A number of German states still have laws which ban public dancing on a number of important Christian holidays, including Hesse, where a number of club owners protested this year.
The youth organisation of the state's Green Party called for the Frankfurt dance in a Facebook flashmob notice.
Police said around 1,000 people showed up at the Römerberg in front of the city hall, most of them as suggested, with their own MP3 players, so passersby were treated to the sight of a big group of silent dancers.
“It is not the job of the state to secure the observation of Christian rites. Frankfurt city is referring to the Hessian holidays law.
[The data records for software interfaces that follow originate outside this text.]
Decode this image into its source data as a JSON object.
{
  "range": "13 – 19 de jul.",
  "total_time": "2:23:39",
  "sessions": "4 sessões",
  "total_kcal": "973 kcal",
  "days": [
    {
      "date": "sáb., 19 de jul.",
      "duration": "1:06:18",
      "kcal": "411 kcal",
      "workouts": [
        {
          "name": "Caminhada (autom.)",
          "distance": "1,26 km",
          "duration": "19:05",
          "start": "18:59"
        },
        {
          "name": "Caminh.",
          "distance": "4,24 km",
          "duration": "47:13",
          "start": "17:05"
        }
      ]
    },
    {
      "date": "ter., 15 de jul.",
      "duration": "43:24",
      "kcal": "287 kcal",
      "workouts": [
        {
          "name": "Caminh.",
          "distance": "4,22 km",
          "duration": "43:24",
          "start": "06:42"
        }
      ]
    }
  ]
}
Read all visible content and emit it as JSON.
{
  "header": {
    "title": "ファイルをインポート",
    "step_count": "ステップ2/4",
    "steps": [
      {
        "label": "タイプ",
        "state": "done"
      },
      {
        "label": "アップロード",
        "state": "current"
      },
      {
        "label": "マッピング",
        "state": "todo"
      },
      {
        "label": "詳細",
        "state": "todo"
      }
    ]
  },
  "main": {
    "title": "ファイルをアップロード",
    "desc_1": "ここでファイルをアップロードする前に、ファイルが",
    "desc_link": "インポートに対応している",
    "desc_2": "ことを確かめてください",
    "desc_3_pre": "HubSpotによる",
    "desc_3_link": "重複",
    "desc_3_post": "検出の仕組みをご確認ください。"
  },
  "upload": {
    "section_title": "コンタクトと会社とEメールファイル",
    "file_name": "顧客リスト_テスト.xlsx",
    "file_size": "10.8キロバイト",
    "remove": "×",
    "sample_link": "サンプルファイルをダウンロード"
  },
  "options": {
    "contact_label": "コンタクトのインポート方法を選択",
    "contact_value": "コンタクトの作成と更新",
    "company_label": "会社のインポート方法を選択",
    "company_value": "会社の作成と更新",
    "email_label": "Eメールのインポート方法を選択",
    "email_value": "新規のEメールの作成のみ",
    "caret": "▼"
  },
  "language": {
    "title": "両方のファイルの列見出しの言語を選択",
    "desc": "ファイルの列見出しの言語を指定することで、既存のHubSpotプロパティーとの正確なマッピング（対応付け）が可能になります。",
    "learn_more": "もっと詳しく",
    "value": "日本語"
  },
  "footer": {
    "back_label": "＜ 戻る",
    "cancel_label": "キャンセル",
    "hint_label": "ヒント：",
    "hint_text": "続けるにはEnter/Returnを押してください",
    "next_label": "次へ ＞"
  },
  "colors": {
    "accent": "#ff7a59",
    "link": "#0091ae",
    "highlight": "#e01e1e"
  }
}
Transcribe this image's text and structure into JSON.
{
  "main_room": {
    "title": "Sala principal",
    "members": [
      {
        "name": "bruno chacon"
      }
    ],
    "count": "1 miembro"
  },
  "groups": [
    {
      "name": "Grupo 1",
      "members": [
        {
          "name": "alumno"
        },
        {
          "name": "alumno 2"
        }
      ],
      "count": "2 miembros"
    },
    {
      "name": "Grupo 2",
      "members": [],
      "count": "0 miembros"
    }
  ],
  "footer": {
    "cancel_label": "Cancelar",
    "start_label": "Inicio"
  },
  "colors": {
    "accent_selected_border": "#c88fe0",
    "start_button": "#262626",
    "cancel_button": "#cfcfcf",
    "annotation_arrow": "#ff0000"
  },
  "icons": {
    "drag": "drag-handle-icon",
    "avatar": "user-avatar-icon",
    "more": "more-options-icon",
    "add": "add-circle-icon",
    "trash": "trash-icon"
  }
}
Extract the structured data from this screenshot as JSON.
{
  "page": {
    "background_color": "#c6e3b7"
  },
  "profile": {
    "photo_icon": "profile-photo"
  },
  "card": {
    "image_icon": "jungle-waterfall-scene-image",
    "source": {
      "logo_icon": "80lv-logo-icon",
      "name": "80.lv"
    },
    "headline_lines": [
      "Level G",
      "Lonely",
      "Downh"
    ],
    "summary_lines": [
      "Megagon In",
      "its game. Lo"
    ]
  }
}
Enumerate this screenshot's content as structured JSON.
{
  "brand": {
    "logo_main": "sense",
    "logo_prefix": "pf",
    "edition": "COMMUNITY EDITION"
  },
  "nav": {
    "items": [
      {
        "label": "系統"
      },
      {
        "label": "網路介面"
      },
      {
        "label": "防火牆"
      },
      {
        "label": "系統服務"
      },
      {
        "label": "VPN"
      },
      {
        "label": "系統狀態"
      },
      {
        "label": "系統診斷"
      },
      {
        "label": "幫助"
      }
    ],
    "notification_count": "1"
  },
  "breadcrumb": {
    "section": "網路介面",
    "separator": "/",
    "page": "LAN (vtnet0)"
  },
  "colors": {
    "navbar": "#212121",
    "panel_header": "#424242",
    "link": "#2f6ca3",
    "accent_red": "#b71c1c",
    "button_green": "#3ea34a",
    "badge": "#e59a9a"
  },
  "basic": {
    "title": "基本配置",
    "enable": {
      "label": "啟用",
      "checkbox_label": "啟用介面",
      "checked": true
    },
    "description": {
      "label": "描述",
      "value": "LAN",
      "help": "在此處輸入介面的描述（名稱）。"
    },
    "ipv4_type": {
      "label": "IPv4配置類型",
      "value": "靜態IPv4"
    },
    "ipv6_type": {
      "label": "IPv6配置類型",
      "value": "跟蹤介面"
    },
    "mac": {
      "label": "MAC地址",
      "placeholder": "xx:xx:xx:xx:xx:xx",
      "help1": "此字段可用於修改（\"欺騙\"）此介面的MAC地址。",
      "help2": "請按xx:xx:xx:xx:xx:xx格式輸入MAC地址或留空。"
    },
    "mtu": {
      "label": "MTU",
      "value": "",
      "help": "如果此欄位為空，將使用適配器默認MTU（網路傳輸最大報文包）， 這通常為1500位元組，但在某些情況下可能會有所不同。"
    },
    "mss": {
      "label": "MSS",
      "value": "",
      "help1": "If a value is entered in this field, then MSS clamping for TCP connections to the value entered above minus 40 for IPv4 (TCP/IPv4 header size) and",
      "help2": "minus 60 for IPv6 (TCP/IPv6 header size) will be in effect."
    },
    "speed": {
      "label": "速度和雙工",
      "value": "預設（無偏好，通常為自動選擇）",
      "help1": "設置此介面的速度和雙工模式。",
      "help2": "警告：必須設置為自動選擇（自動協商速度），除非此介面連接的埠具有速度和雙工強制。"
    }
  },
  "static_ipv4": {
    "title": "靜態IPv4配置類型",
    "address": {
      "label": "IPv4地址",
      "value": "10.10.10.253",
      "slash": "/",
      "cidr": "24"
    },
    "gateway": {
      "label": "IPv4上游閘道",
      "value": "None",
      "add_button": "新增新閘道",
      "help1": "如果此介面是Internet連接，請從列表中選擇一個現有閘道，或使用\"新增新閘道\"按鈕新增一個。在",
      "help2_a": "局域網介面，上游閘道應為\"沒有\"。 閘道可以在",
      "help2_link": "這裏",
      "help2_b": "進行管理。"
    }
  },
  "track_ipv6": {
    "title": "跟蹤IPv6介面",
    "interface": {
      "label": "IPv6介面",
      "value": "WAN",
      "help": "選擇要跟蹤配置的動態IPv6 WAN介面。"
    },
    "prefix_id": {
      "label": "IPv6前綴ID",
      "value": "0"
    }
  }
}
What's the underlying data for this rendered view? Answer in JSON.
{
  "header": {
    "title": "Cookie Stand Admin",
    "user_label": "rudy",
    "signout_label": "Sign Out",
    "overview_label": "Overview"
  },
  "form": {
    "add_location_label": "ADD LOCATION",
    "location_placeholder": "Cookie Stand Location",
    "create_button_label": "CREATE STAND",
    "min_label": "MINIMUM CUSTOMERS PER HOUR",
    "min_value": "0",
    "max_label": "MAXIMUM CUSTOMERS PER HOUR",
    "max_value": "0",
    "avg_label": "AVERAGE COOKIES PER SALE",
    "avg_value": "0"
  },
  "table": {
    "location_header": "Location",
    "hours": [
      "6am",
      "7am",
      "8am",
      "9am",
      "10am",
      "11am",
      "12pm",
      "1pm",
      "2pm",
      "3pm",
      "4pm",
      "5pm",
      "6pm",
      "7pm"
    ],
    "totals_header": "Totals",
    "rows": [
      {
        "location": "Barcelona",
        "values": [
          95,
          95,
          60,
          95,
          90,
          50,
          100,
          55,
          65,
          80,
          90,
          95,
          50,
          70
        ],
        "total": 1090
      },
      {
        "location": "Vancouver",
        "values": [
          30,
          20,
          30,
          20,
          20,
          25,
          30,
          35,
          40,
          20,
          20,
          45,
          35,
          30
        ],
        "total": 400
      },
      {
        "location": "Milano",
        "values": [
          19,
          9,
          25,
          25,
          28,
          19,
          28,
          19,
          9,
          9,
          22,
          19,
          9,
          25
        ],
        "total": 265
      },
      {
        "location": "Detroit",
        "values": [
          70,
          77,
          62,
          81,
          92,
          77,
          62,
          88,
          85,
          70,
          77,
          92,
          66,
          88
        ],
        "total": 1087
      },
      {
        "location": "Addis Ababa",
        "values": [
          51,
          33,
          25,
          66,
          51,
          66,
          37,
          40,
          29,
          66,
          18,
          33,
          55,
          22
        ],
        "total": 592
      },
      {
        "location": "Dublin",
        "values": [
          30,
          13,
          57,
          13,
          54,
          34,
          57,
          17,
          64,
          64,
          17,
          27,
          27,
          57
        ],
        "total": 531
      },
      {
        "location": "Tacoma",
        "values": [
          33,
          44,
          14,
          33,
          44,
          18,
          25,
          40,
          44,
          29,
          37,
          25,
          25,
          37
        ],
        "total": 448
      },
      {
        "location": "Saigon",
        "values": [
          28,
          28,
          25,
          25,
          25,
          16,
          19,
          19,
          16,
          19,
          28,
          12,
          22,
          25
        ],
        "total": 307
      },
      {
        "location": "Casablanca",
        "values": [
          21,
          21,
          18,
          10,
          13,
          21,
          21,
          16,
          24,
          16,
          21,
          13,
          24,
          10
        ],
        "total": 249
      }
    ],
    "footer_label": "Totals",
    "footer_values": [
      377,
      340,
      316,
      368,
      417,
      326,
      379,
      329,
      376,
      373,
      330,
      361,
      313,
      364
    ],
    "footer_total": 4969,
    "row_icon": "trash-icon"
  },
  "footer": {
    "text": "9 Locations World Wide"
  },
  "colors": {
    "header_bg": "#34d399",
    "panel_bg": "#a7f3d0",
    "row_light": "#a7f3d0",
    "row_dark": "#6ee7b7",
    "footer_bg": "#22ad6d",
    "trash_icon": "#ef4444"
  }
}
This must be modernised as soon as possible,” said Ouasima Chami and Benjamin Weiß, joint chairs of the Hesse Young Greens in a statement.
But Roger Töpelmann, spokesman for the Evangelical Church in Hesse and Nassau said Good Friday served to direct attention to the suffering in the world, including the latest horrors in Fukushima and Libya.
These thoughts do not fit with the idea that, “every citizen should be allowed to express themselves freely.”
Hessian Interior Minister Boris Rhein, of the conservative Christian Democratic Union, said the rule was still relevant.
He said Hesse was a, “Christian-western oriented” state and that thus it was, “important and correct that there is no rock around the clock on the most important Christian holidays of the year.”
Some of the dancers on the Römerberg were wearing masks of his face.